Money Monster fares well in the plot enclave, where things keep escalating at every juncture. The gravity of the situation however goes for a toss when a weird role reversal happens, which was supposed to be the high point of the movie. Jodie Foster fails to properly depict why Kyle becomes all of a sudden so important to Lee. Confused? Spoilers follow below:

SPOILER MONSTERS AHEAD

PLOT

So it all starts off really well. With Clooney in the front page, Julia Roberts in his ears, with a show that was as flashy as the theatrics people need to get lured towards the stock business. In comes Jack O’Connell as Kyle Budwell, a guy who invested everything he had by listening to Clooney’s banter of why investing in IBIS, a promising budding company, was a great idea. With a bigger player pulling the company’s strings, Walt Camby (Dominic West), the real culprit behind IBIS plummeting goes hiding. What follows is a guy looking for answers and a seemingly empty Lee Gates (George Clooney) forgetting all about a formidable bomb wrapped around his chest, also about the psychotic guy with a trigger to his fate, trying to help him out get one. He is willing to do anything in order to get to Camby to get some real answers instead of the word ‘glitch’, and that could include even standing behind the perpetrator to save him, the guy who was threatening to take his life some minutes ago.

Things go down those impalpable roads from where there is no return, the moment Lee Gates starts worrying about Kyle and tries to help him instead, pulling the cameraman Lenny into the stream as well.
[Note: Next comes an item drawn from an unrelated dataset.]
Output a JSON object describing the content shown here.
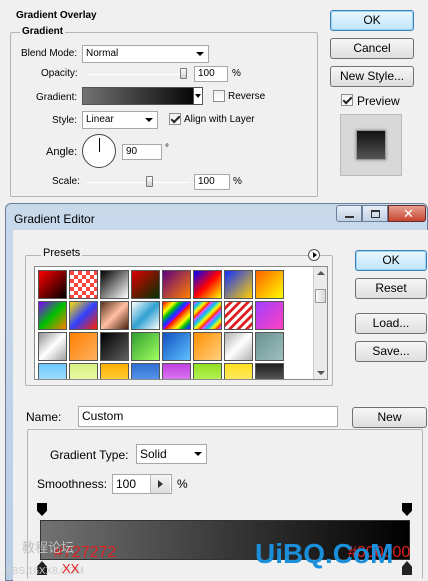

Police-thoughts get lost in the short sojourn that Lee decides to take with Kyle. However, the intrusion of the world on the roads was very credible, and brilliantly shot.

Overall things in Money Monster sieve in like a fair story, and how the world behaves to an outbreak like that, which is justly shown. Editing is on a roll. Screenplay quite average.
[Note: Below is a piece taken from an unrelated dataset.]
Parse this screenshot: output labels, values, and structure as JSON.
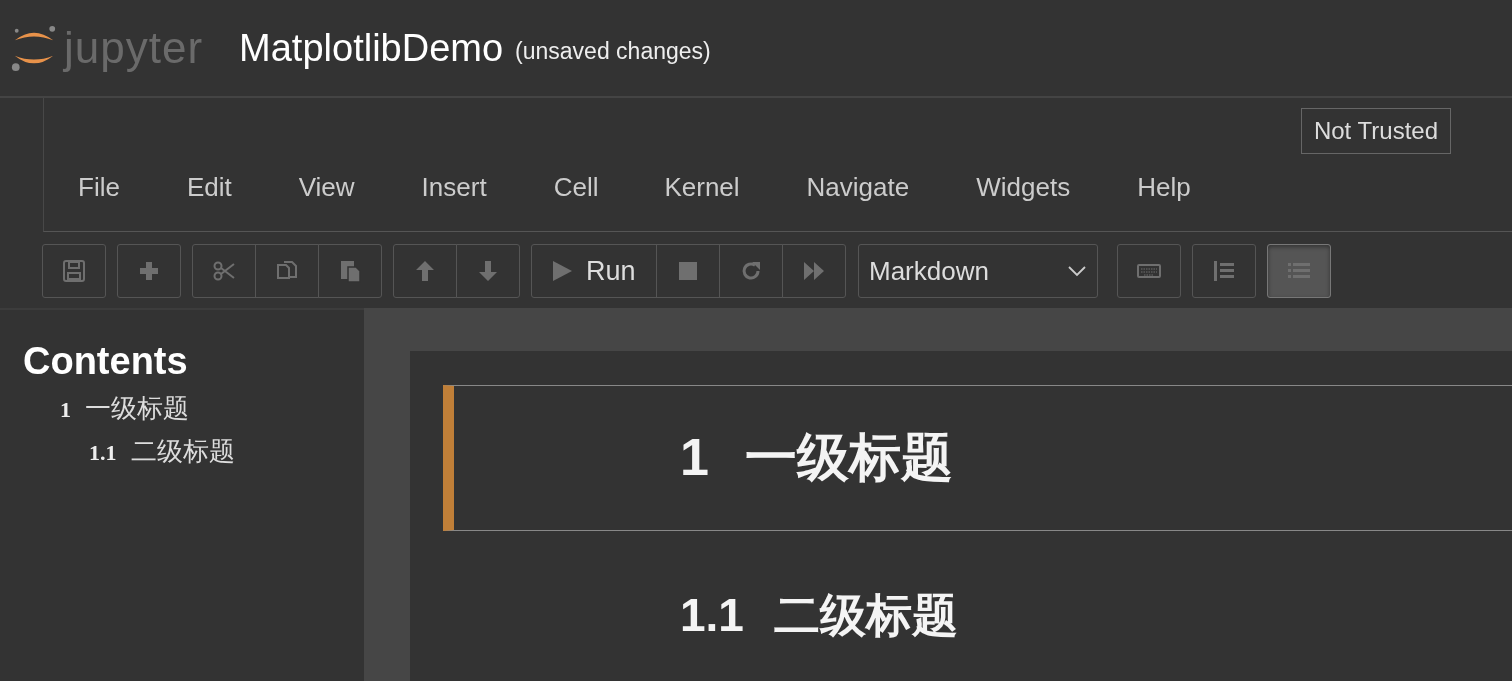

THE FINAL VERDICT

Money Monster is a good thrilling flick which does really well when it comes to entertaining. You just wish a little profundity and digestible material to have lingered there, and it would have fared even better.

Secret in Their Eyes Review (2015)
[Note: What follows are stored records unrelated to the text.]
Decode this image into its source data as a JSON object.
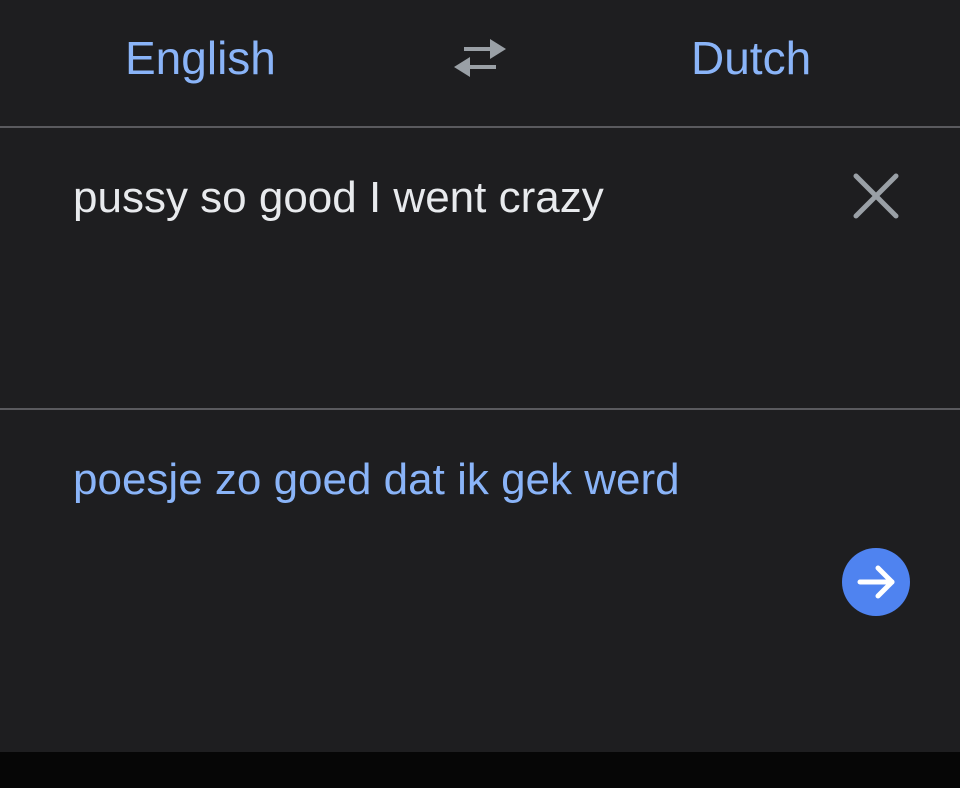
{
  "languages": {
    "source": "English",
    "target": "Dutch"
  },
  "input": {
    "text": "pussy so good I went crazy"
  },
  "output": {
    "text": "poesje zo goed dat ik gek werd"
  },
  "icons": {
    "swap": "swap-arrows-icon",
    "clear": "close-icon",
    "go": "arrow-right-icon"
  },
  "colors": {
    "background": "#1e1e20",
    "accent": "#8ab4f8",
    "button": "#4f83f0",
    "text": "#e8eaed",
    "divider": "#5a5a5e"
  }
}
So this was supposed to be a remake of the Argentinian flick “The Secret in their Eyes”. Unfortunately this turned out to be one of the worst remakes ever made.

Let us crawl slowly through the direction department:

It isn’t intense. Doesn’t let you connect at all. The office romance of Chiwetel and Nicole lacks the chemistry it was supposed to reach. Billy Ray goes for two parallel storylines which further vexes the audience. Primary reason being, Chiwetel looks exactly the same in both timelines, (his white beard is the only thing that could have probably pin pointed, and the flick’s story, which as a matter of fact, compels you to spend minutes wondering what they are really talking about to grasp which timeline you are exactly in)

Moving on to the plot front. So they did change the story a bit with the inclusion of Julia Roberts to the tale. Making her daughter a victim. The initial bits of the movie were quite powerful where she gives a power pack performance whilst grieving. Then she too gets bogged down by the flick’s poor direction. Screenplay is sometimes fine, but at most junctures lanced by inappropriate editing.

The story also lacks a proper Dirty War backdrop. Here 9/11 terrorism is taken into account for a distraught system. Although the plot of the movie runs directly on the rails of the Argentinian version, you incessantly feel something isn’t right. Music of the movie isn’t profound and is the detachable kind, not present at most of the crucial junctures.

Nicole is pretty much simply there, expressionless yet sensuous. You almost don’t figure out if Nicole was bluffing whilst challenging Marzin of his manhood. So poorly made! Even the final bits where everything was supposed to actually matter, things become so hazy and bleak you start thinking if it would end in a different fashion altogether.

Chiwetel tries to hold every bit on his shoulders alone, but unfortunately falls in the muck of some weird unfeeling love and looks of his co-stars. A very bad remake, actually. Go watch the original!